In the past, companies often struggled with generating accurate and reliable consolidated financial statements due to the complex accounting and financial reporting requirements. However, with the advances in accounting technologies and processes, generating consolidated financial statements has become easier and more accurate.

Overall, consolidated financial statements are an essential part of a company's financial reporting and are crucial for stakeholders and investors to make informed and effective decisions.

Five Facts About Consolidated Financial Statements: Requirements and Examples:

  • ✅ Consolidated financial statements are an aggregation of the financial results of a parent company and its subsidiaries. (Source: Investopedia)
  • ✅ Consolidated financial statements are required for public companies that own a significant number of subsidiaries, as well as private companies that hold a controlling interest in other entities. (Source: Accounting Tools)
  • ✅ Consolidated financial statements show the financial health of the entire group of companies, as opposed to the individual entities. (Source: Cleverism)
  • ✅ Consolidated financial statements require eliminating intercompany transactions and balances to prevent double-counting of assets and liabilities. (Source: Corporate Finance Institute)
  • ✅ Consolidated financial statements must adhere to accounting standards, such as International Financial Reporting Standards (IFRS) or Generally Accepted Accounting Principles (GAAP). (Source: EY)

FAQs about Consolidated Financial Statements: Requirements And Examples

What are Consolidated Financial Statements?

Consolidated Financial Statements are financial statements that show the financial results of a parent company and its subsidiary companies as if they were a single entity.
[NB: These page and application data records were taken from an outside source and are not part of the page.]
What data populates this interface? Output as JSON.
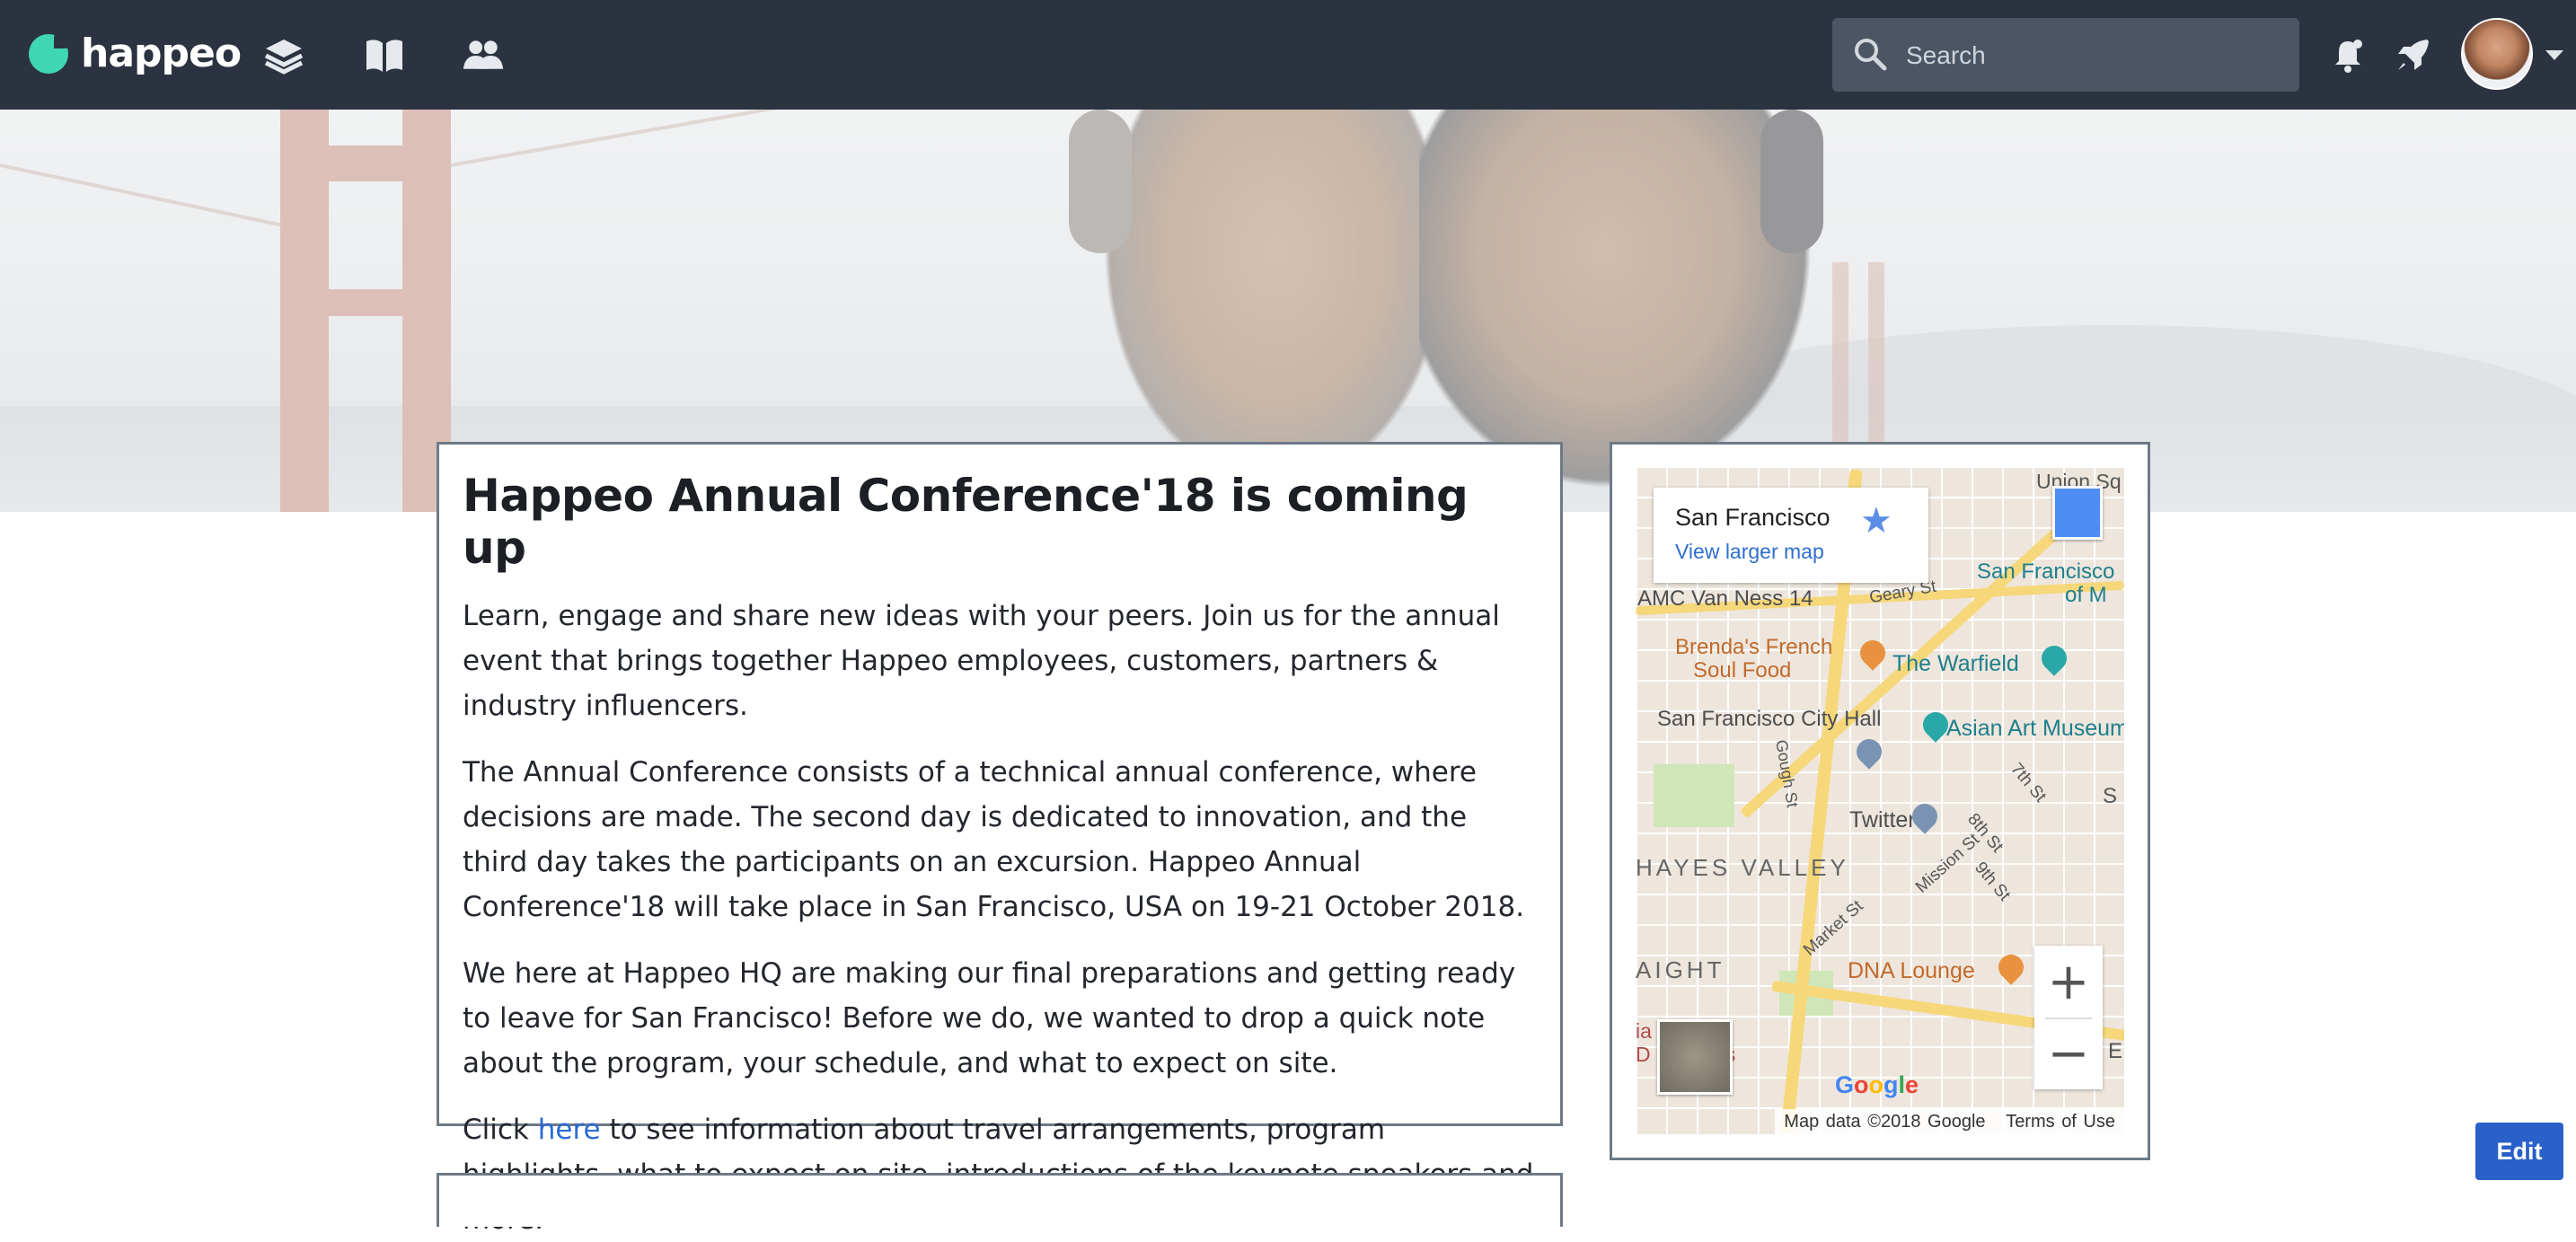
{
  "brand": {
    "name": "happeo"
  },
  "nav": {
    "icons": [
      "layers-icon",
      "book-icon",
      "people-icon"
    ]
  },
  "search": {
    "placeholder": "Search"
  },
  "toolbar": {
    "icons": [
      "notifications-icon",
      "rocket-icon"
    ]
  },
  "article": {
    "title": "Happeo Annual Conference'18 is coming up",
    "p1": "Learn, engage and share new ideas with your peers. Join us for the annual event that brings together Happeo employees, customers, partners & industry influencers.",
    "p2": "The Annual Conference consists of a technical annual conference, where decisions are made. The second day is dedicated to innovation, and the third day takes the participants on an excursion. Happeo Annual Conference'18 will take place in San Francisco, USA on 19-21 October 2018.",
    "p3": "We here at Happeo HQ are making our final preparations and getting ready to leave for San Francisco! Before we do, we wanted to drop a quick note about the program, your schedule, and what to expect on site.",
    "p4_before": "Click ",
    "p4_link": "here",
    "p4_after": " to see information about travel arrangements, program highlights, what to expect on site, introductions of the keynote speakers and more."
  },
  "map": {
    "place": "San Francisco",
    "view_larger": "View larger map",
    "labels": {
      "union": "Union Sq",
      "sf_top": "San Francisco",
      "of_m": "of M",
      "amc": "AMC Van Ness 14",
      "geary": "Geary St",
      "brendas1": "Brenda's French",
      "brendas2": "Soul Food",
      "warfield": "The Warfield",
      "city_hall": "San Francisco City Hall",
      "asian_art": "Asian Art Museum",
      "gough": "Gough St",
      "seventh": "7th St",
      "twitter": "Twitter",
      "eighth": "8th St",
      "hayes": "HAYES VALLEY",
      "mission": "Mission St",
      "ninth": "9th St",
      "market": "Market St",
      "haight": "AIGHT",
      "dna": "DNA Lounge",
      "medical1": "ia Medical",
      "medical2": "D    ampus",
      "s_label": "S",
      "e_label": "E"
    },
    "zoom_in": "+",
    "zoom_out": "−",
    "google": "Google",
    "attribution_data": "Map data ©2018 Google",
    "attribution_terms": "Terms of Use"
  },
  "edit_button": "Edit",
  "colors": {
    "topbar": "#2b3340",
    "accent": "#3fd6b4",
    "link": "#2d6bd4",
    "button": "#2961c9"
  }
}
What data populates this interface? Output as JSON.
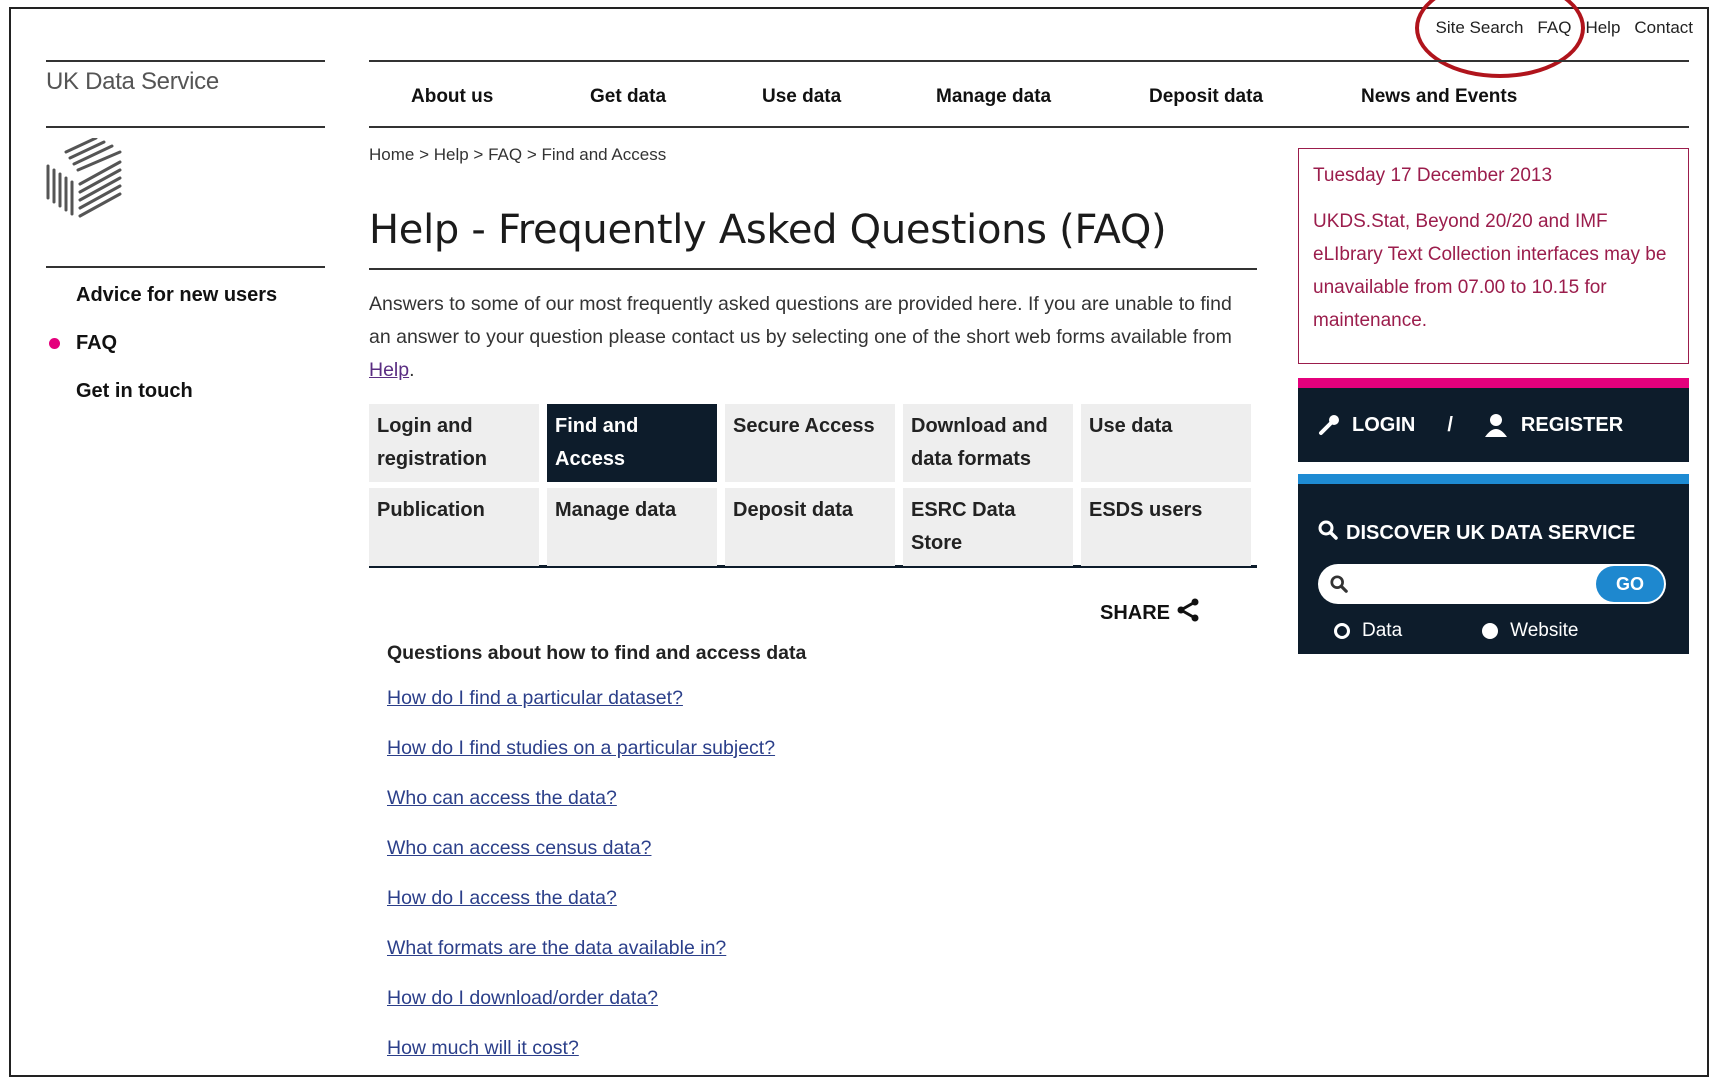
{
  "utility_links": [
    "Site Search",
    "FAQ",
    "Help",
    "Contact"
  ],
  "brand": "UK Data Service",
  "main_nav": [
    "About us",
    "Get data",
    "Use data",
    "Manage data",
    "Deposit data",
    "News and Events"
  ],
  "left_nav": {
    "items": [
      "Advice for new users",
      "FAQ",
      "Get in touch"
    ],
    "active": "FAQ"
  },
  "breadcrumb": [
    "Home",
    "Help",
    "FAQ",
    "Find and Access"
  ],
  "breadcrumb_sep": " > ",
  "page_title": "Help - Frequently Asked Questions (FAQ)",
  "intro": {
    "text_before": "Answers to some of our most frequently asked questions are provided here. If you are unable to find an answer to your question please contact us by selecting one of the short web forms available from ",
    "link": "Help",
    "text_after": "."
  },
  "tabs": [
    "Login and registration",
    "Find and Access",
    "Secure Access",
    "Download and data formats",
    "Use data",
    "Publication",
    "Manage data",
    "Deposit data",
    "ESRC Data Store",
    "ESDS users"
  ],
  "active_tab": "Find and Access",
  "share_label": "SHARE",
  "questions": {
    "heading": "Questions about how to find and access data",
    "links": [
      "How do I find a particular dataset?",
      "How do I find studies on a particular subject?",
      "Who can access the data?",
      "Who can access census data?",
      "How do I access the data?",
      "What formats are the data available in?",
      "How do I download/order data?",
      "How much will it cost?"
    ]
  },
  "notice": {
    "date": "Tuesday 17 December 2013",
    "message": "UKDS.Stat, Beyond 20/20 and IMF eLIbrary Text Collection interfaces may be unavailable from 07.00 to 10.15 for maintenance."
  },
  "account": {
    "login": "LOGIN",
    "separator": "/",
    "register": "REGISTER"
  },
  "discover": {
    "title": "DISCOVER UK DATA SERVICE",
    "search_value": "",
    "go": "GO",
    "options": [
      "Data",
      "Website"
    ],
    "selected": "Website"
  },
  "colors": {
    "accent_pink": "#e4007c",
    "navy": "#0d1c2b",
    "blue": "#1e88cf",
    "notice": "#9b1d4c",
    "annotation": "#b0141c"
  },
  "icons": [
    "logo-cube-icon",
    "key-icon",
    "add-user-icon",
    "search-icon",
    "share-icon"
  ]
}
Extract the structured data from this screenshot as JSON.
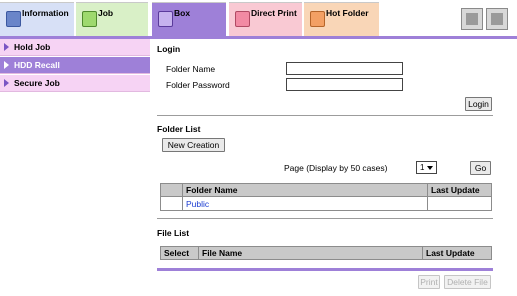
{
  "tabs": [
    {
      "id": "information",
      "label": "Information",
      "icon": "information-icon"
    },
    {
      "id": "job",
      "label": "Job",
      "icon": "job-icon"
    },
    {
      "id": "box",
      "label": "Box",
      "icon": "box-icon",
      "active": true
    },
    {
      "id": "direct",
      "label": "Direct Print",
      "icon": "direct-print-icon"
    },
    {
      "id": "hot",
      "label": "Hot Folder",
      "icon": "hot-folder-icon"
    }
  ],
  "sidebar": {
    "items": [
      {
        "label": "Hold Job"
      },
      {
        "label": "HDD Recall",
        "active": true
      },
      {
        "label": "Secure Job"
      }
    ]
  },
  "login": {
    "title": "Login",
    "folder_name_label": "Folder Name",
    "folder_name_value": "",
    "folder_password_label": "Folder Password",
    "folder_password_value": "",
    "button": "Login"
  },
  "folder_list": {
    "title": "Folder List",
    "new_button": "New Creation",
    "page_label": "Page (Display by 50 cases)",
    "page_value": "1",
    "go_button": "Go",
    "columns": [
      "",
      "Folder Name",
      "Last Update"
    ],
    "rows": [
      {
        "name": "Public",
        "last_update": ""
      }
    ]
  },
  "file_list": {
    "title": "File List",
    "columns": [
      "Select",
      "File Name",
      "Last Update"
    ]
  },
  "footer": {
    "print_button": "Print",
    "delete_button": "Delete File"
  },
  "colors": {
    "accent": "#9e80d8",
    "sidebar_bg": "#f6d3f4",
    "link": "#1a3bd0"
  }
}
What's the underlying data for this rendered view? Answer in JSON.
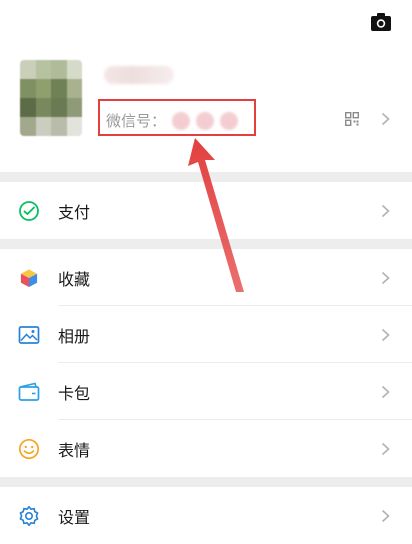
{
  "profile": {
    "wechat_id_label": "微信号：",
    "icons": {
      "camera": "camera-icon",
      "qr": "qr-code-icon",
      "arrow": "chevron-right-icon"
    }
  },
  "menu": {
    "pay": {
      "label": "支付",
      "icon": "wallet-check-icon",
      "color": "#07c160"
    },
    "favorites": {
      "label": "收藏",
      "icon": "cube-icon"
    },
    "album": {
      "label": "相册",
      "icon": "image-icon",
      "color": "#2782d7"
    },
    "cards": {
      "label": "卡包",
      "icon": "card-icon",
      "color": "#2aa0e8"
    },
    "stickers": {
      "label": "表情",
      "icon": "smiley-icon",
      "color": "#f5a623"
    },
    "settings": {
      "label": "设置",
      "icon": "gear-icon",
      "color": "#2782d7"
    }
  },
  "colors": {
    "background": "#ededed",
    "surface": "#ffffff",
    "annotation": "#e2403f",
    "muted_text": "#9a9a9a"
  }
}
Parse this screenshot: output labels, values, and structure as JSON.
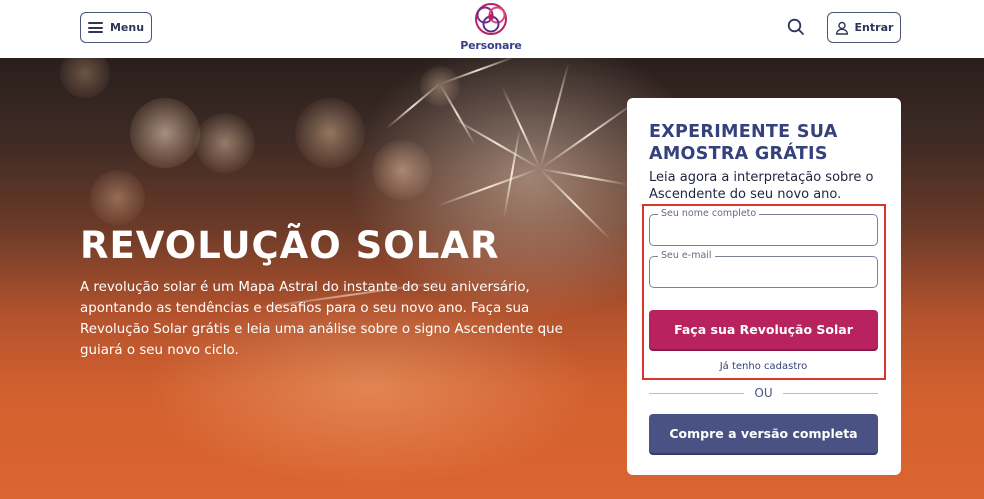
{
  "header": {
    "menu_label": "Menu",
    "logo_text": "Personare",
    "login_label": "Entrar"
  },
  "hero": {
    "title": "REVOLUÇÃO SOLAR",
    "description": "A revolução solar é um Mapa Astral do instante do seu aniversário, apontando as tendências e desafios para o seu novo ano. Faça sua Revolução Solar grátis e leia uma análise sobre o signo Ascendente que guiará o seu novo ciclo."
  },
  "card": {
    "title": "EXPERIMENTE SUA AMOSTRA GRÁTIS",
    "subtitle": "Leia agora a interpretação sobre o Ascendente do seu novo ano.",
    "name_label": "Seu nome completo",
    "name_value": "",
    "email_label": "Seu e-mail",
    "email_value": "",
    "submit_label": "Faça sua Revolução Solar",
    "existing_account_link": "Já tenho cadastro",
    "or_text": "OU",
    "buy_label": "Compre a versão completa"
  },
  "colors": {
    "brand_navy": "#35417a",
    "primary_button": "#b8225f",
    "secondary_button": "#4a5183",
    "highlight_border": "#d9352d"
  },
  "icons": [
    "menu-icon",
    "personare-logo-icon",
    "search-icon",
    "user-icon"
  ]
}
The purpose of consolidated financial statements is to provide a full and fair picture of the financial position and performance of a group of companies to external stakeholders.  

What are the key requirements for preparing Consolidated Financial Statements?

The key requirements for preparing Consolidated Financial Statements include identifying the parent company and its subsidiaries, adjusting for inter-company transactions, eliminating inter-company balances, and making necessary adjustments for any significant events or transactions.  

What is the purpose of eliminating inter-company transactions in Consolidated Financial Statements?

The purpose of eliminating inter-company transactions in Consolidated Financial Statements is to avoid double-counting transactions between companies in the group. When preparing consolidated financial statements, all inter-company transactions must be eliminated to ensure that only transactions with third-party entities are included.  

What are some examples of inter-company transactions that need to be eliminated in Consolidated Financial Statements?

Some examples of inter-company transactions that need to be eliminated in Consolidated Financial Statements include inter-company sales, inter-company loans, inter-company dividends, and inter-company payments.  

What are some examples of when Consolidated Financial Statements are required by accounting standards?

Consolidated Financial Statements are required when a parent company owns more than 50% of the voting shares of a subsidiary company. They are also required when a parent company has significant control over a subsidiary company, even if it owns less than 50% of the voting shares.  

What are some benefits of preparing Consolidated Financial Statements?

Some benefits of preparing Consolidated Financial Statements include providing a more accurate picture of the financial position and performance of a group of companies, increasing transparency and accountability to stakeholders, and providing a better understanding of the financial risks and opportunities within the group.